I plan to build an app based on a public repo with a copyleft license (AGPL-3.0 license). I don't want to open-source my own code (my own code will just server and front-end code, which are built on top of that repo's codebase). I wonder what the potential consequences are? Theoretically can the original repo's owner sue me? But if I don't publish my code, how can they even prove whether I am using their repo or not? Thanks
A copyleft license has the requirement that when you distribute a derivative work, then you are required to do so under the same copyleft license.
The AGPL license is one of the strictest licenses regarding what triggers the copyleft nature of the license and regarding what acts are considered to be distribution.
In simplified terms, if the program you execute contains code that is under the AGPL license (even if it is just a single line), then the AGPL license requires that the complete program is released under the AGPL license. Also, just giving people remote access to the program, like the server backend of a web-app, triggers a requirement that you must give your users access to the source code under the terms of the AGPL license.
Failure to follow the requirements in the license you received from a third party means that you are infringing upon their rights under copyright law and the copyright holders of the third-party code have the right to start legal action to stop the infringement and to seek damages.

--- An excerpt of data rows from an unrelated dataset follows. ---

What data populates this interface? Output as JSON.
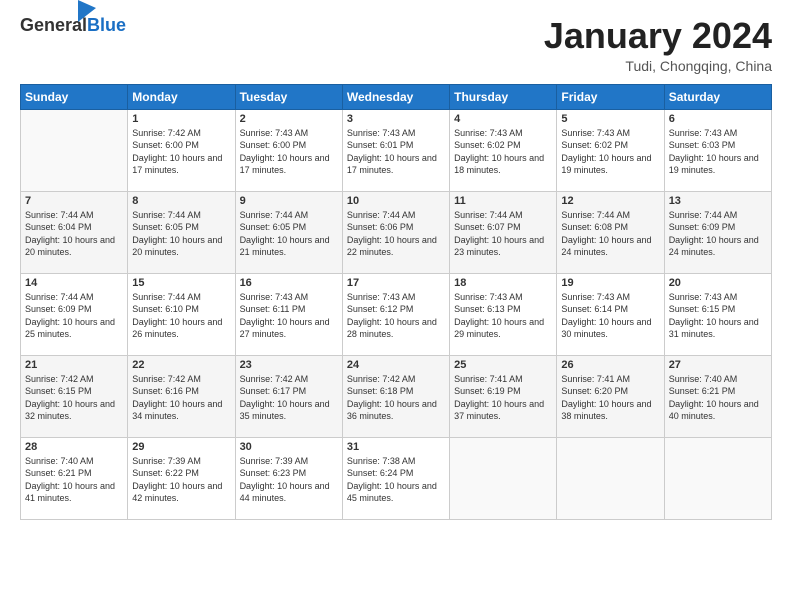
{
  "header": {
    "logo_general": "General",
    "logo_blue": "Blue",
    "month_title": "January 2024",
    "location": "Tudi, Chongqing, China"
  },
  "weekdays": [
    "Sunday",
    "Monday",
    "Tuesday",
    "Wednesday",
    "Thursday",
    "Friday",
    "Saturday"
  ],
  "weeks": [
    [
      {
        "day": "",
        "sunrise": "",
        "sunset": "",
        "daylight": ""
      },
      {
        "day": "1",
        "sunrise": "Sunrise: 7:42 AM",
        "sunset": "Sunset: 6:00 PM",
        "daylight": "Daylight: 10 hours and 17 minutes."
      },
      {
        "day": "2",
        "sunrise": "Sunrise: 7:43 AM",
        "sunset": "Sunset: 6:00 PM",
        "daylight": "Daylight: 10 hours and 17 minutes."
      },
      {
        "day": "3",
        "sunrise": "Sunrise: 7:43 AM",
        "sunset": "Sunset: 6:01 PM",
        "daylight": "Daylight: 10 hours and 17 minutes."
      },
      {
        "day": "4",
        "sunrise": "Sunrise: 7:43 AM",
        "sunset": "Sunset: 6:02 PM",
        "daylight": "Daylight: 10 hours and 18 minutes."
      },
      {
        "day": "5",
        "sunrise": "Sunrise: 7:43 AM",
        "sunset": "Sunset: 6:02 PM",
        "daylight": "Daylight: 10 hours and 19 minutes."
      },
      {
        "day": "6",
        "sunrise": "Sunrise: 7:43 AM",
        "sunset": "Sunset: 6:03 PM",
        "daylight": "Daylight: 10 hours and 19 minutes."
      }
    ],
    [
      {
        "day": "7",
        "sunrise": "Sunrise: 7:44 AM",
        "sunset": "Sunset: 6:04 PM",
        "daylight": "Daylight: 10 hours and 20 minutes."
      },
      {
        "day": "8",
        "sunrise": "Sunrise: 7:44 AM",
        "sunset": "Sunset: 6:05 PM",
        "daylight": "Daylight: 10 hours and 20 minutes."
      },
      {
        "day": "9",
        "sunrise": "Sunrise: 7:44 AM",
        "sunset": "Sunset: 6:05 PM",
        "daylight": "Daylight: 10 hours and 21 minutes."
      },
      {
        "day": "10",
        "sunrise": "Sunrise: 7:44 AM",
        "sunset": "Sunset: 6:06 PM",
        "daylight": "Daylight: 10 hours and 22 minutes."
      },
      {
        "day": "11",
        "sunrise": "Sunrise: 7:44 AM",
        "sunset": "Sunset: 6:07 PM",
        "daylight": "Daylight: 10 hours and 23 minutes."
      },
      {
        "day": "12",
        "sunrise": "Sunrise: 7:44 AM",
        "sunset": "Sunset: 6:08 PM",
        "daylight": "Daylight: 10 hours and 24 minutes."
      },
      {
        "day": "13",
        "sunrise": "Sunrise: 7:44 AM",
        "sunset": "Sunset: 6:09 PM",
        "daylight": "Daylight: 10 hours and 24 minutes."
      }
    ],
    [
      {
        "day": "14",
        "sunrise": "Sunrise: 7:44 AM",
        "sunset": "Sunset: 6:09 PM",
        "daylight": "Daylight: 10 hours and 25 minutes."
      },
      {
        "day": "15",
        "sunrise": "Sunrise: 7:44 AM",
        "sunset": "Sunset: 6:10 PM",
        "daylight": "Daylight: 10 hours and 26 minutes."
      },
      {
        "day": "16",
        "sunrise": "Sunrise: 7:43 AM",
        "sunset": "Sunset: 6:11 PM",
        "daylight": "Daylight: 10 hours and 27 minutes."
      },
      {
        "day": "17",
        "sunrise": "Sunrise: 7:43 AM",
        "sunset": "Sunset: 6:12 PM",
        "daylight": "Daylight: 10 hours and 28 minutes."
      },
      {
        "day": "18",
        "sunrise": "Sunrise: 7:43 AM",
        "sunset": "Sunset: 6:13 PM",
        "daylight": "Daylight: 10 hours and 29 minutes."
      },
      {
        "day": "19",
        "sunrise": "Sunrise: 7:43 AM",
        "sunset": "Sunset: 6:14 PM",
        "daylight": "Daylight: 10 hours and 30 minutes."
      },
      {
        "day": "20",
        "sunrise": "Sunrise: 7:43 AM",
        "sunset": "Sunset: 6:15 PM",
        "daylight": "Daylight: 10 hours and 31 minutes."
      }
    ],
    [
      {
        "day": "21",
        "sunrise": "Sunrise: 7:42 AM",
        "sunset": "Sunset: 6:15 PM",
        "daylight": "Daylight: 10 hours and 32 minutes."
      },
      {
        "day": "22",
        "sunrise": "Sunrise: 7:42 AM",
        "sunset": "Sunset: 6:16 PM",
        "daylight": "Daylight: 10 hours and 34 minutes."
      },
      {
        "day": "23",
        "sunrise": "Sunrise: 7:42 AM",
        "sunset": "Sunset: 6:17 PM",
        "daylight": "Daylight: 10 hours and 35 minutes."
      },
      {
        "day": "24",
        "sunrise": "Sunrise: 7:42 AM",
        "sunset": "Sunset: 6:18 PM",
        "daylight": "Daylight: 10 hours and 36 minutes."
      },
      {
        "day": "25",
        "sunrise": "Sunrise: 7:41 AM",
        "sunset": "Sunset: 6:19 PM",
        "daylight": "Daylight: 10 hours and 37 minutes."
      },
      {
        "day": "26",
        "sunrise": "Sunrise: 7:41 AM",
        "sunset": "Sunset: 6:20 PM",
        "daylight": "Daylight: 10 hours and 38 minutes."
      },
      {
        "day": "27",
        "sunrise": "Sunrise: 7:40 AM",
        "sunset": "Sunset: 6:21 PM",
        "daylight": "Daylight: 10 hours and 40 minutes."
      }
    ],
    [
      {
        "day": "28",
        "sunrise": "Sunrise: 7:40 AM",
        "sunset": "Sunset: 6:21 PM",
        "daylight": "Daylight: 10 hours and 41 minutes."
      },
      {
        "day": "29",
        "sunrise": "Sunrise: 7:39 AM",
        "sunset": "Sunset: 6:22 PM",
        "daylight": "Daylight: 10 hours and 42 minutes."
      },
      {
        "day": "30",
        "sunrise": "Sunrise: 7:39 AM",
        "sunset": "Sunset: 6:23 PM",
        "daylight": "Daylight: 10 hours and 44 minutes."
      },
      {
        "day": "31",
        "sunrise": "Sunrise: 7:38 AM",
        "sunset": "Sunset: 6:24 PM",
        "daylight": "Daylight: 10 hours and 45 minutes."
      },
      {
        "day": "",
        "sunrise": "",
        "sunset": "",
        "daylight": ""
      },
      {
        "day": "",
        "sunrise": "",
        "sunset": "",
        "daylight": ""
      },
      {
        "day": "",
        "sunrise": "",
        "sunset": "",
        "daylight": ""
      }
    ]
  ]
}
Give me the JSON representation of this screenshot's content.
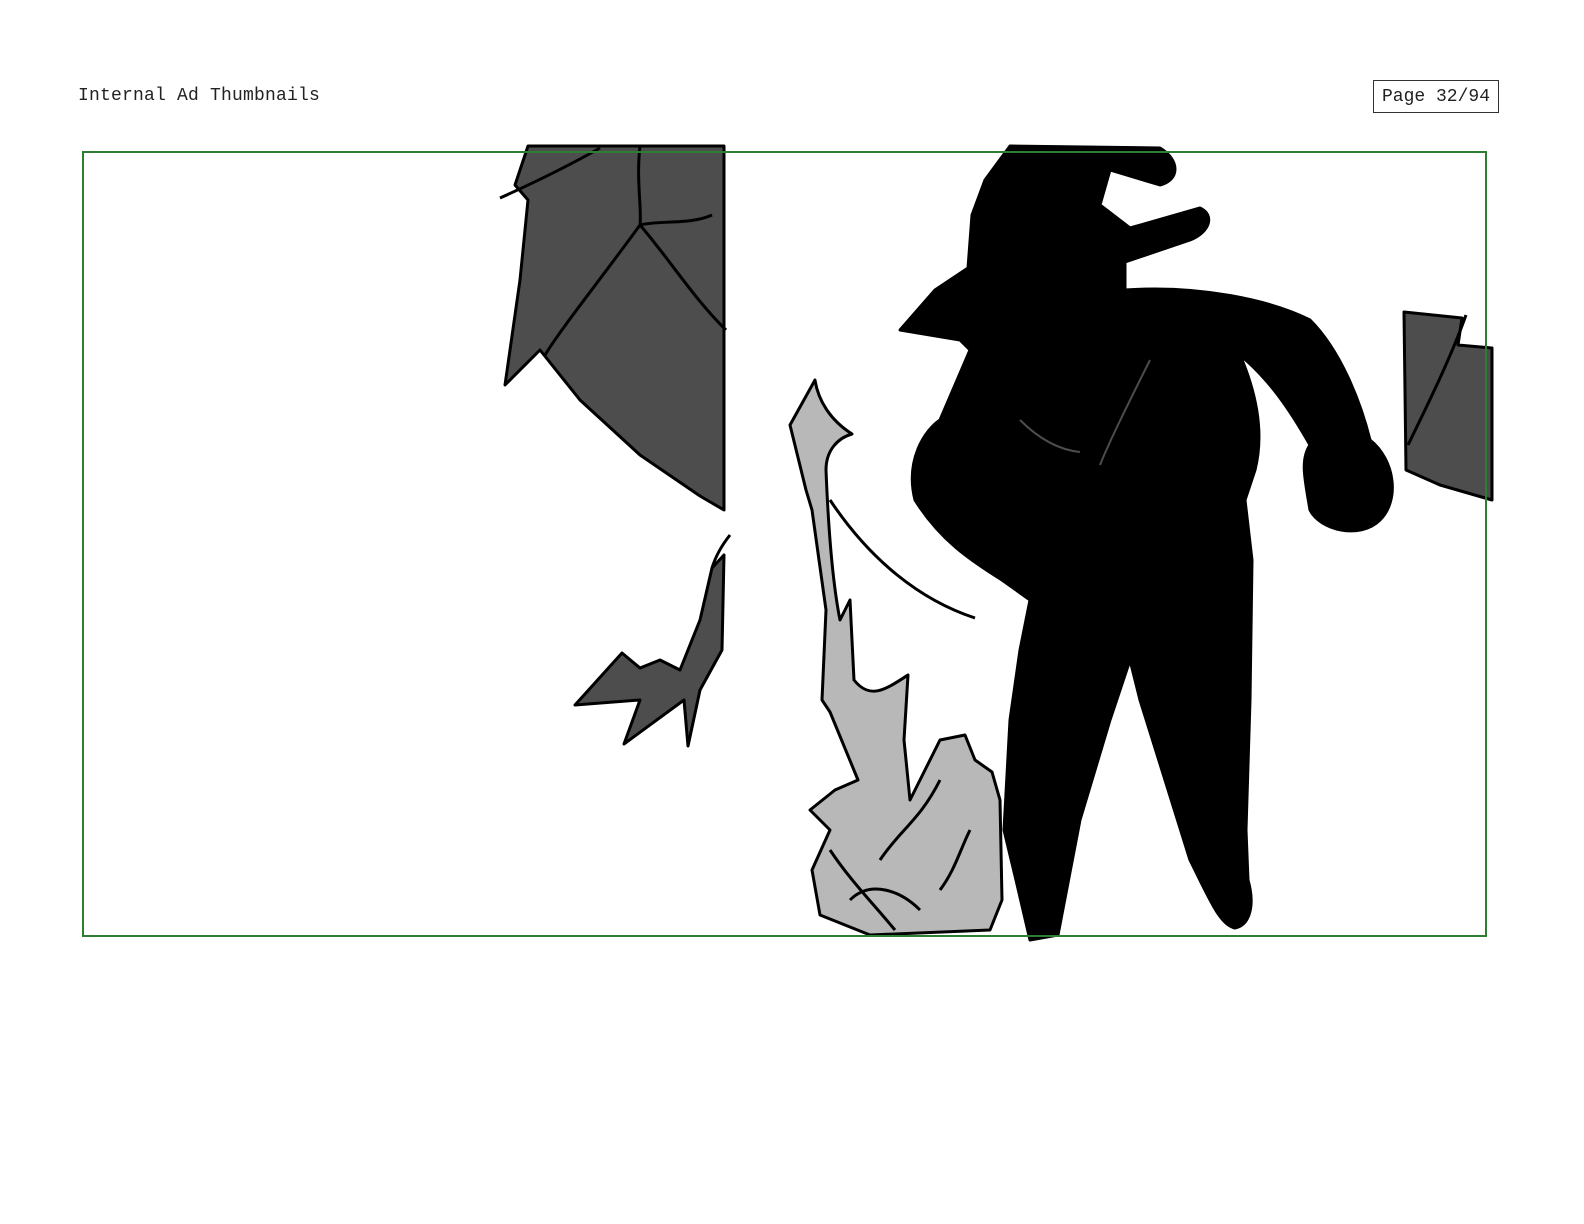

Even without access to the source code or even a binary, similarities in behavior, especially for edge-cases, can be sufficient for a suspicion of a copyright violation. I am not a lawyer, but I can imagine that if a strong enough case of such suspicion can be made, that a judge could order you to give an independent auditor access to your code to assess if you actually make use of the code you are thought to infringe upon. And as copyright violations are civil law, the standard of proof isn't as high as for criminal law.
It's about distribution with most licenses.
If you build a web app based on software that is copyleft-ed, but if you don't distribute it, and only make it network-accessible, then you don't have to make available the source code to your app or any changes to that copyleft-ed software, unless the license in question is the AGPLv3.
AGPLv3 requires all linked software that is network accessible, to have their source codes made available to those accessing and using the app by a network interface.
This is based on section 13 of the AGPLv3:
Notwithstanding any other provision of this License, if you modify the Program, your modified version must prominently offer all users interacting with it remotely through a computer network (if your version supports such interaction) an opportunity to receive the Corresponding Source of your version by providing access to the Corresponding Source from a network server at no charge, through some standard or customary means of facilitating copying of software. This Corresponding Source shall include the Corresponding Source for any work covered by version 3 of the GNU General Public License that is incorporated pursuant to the following paragraph.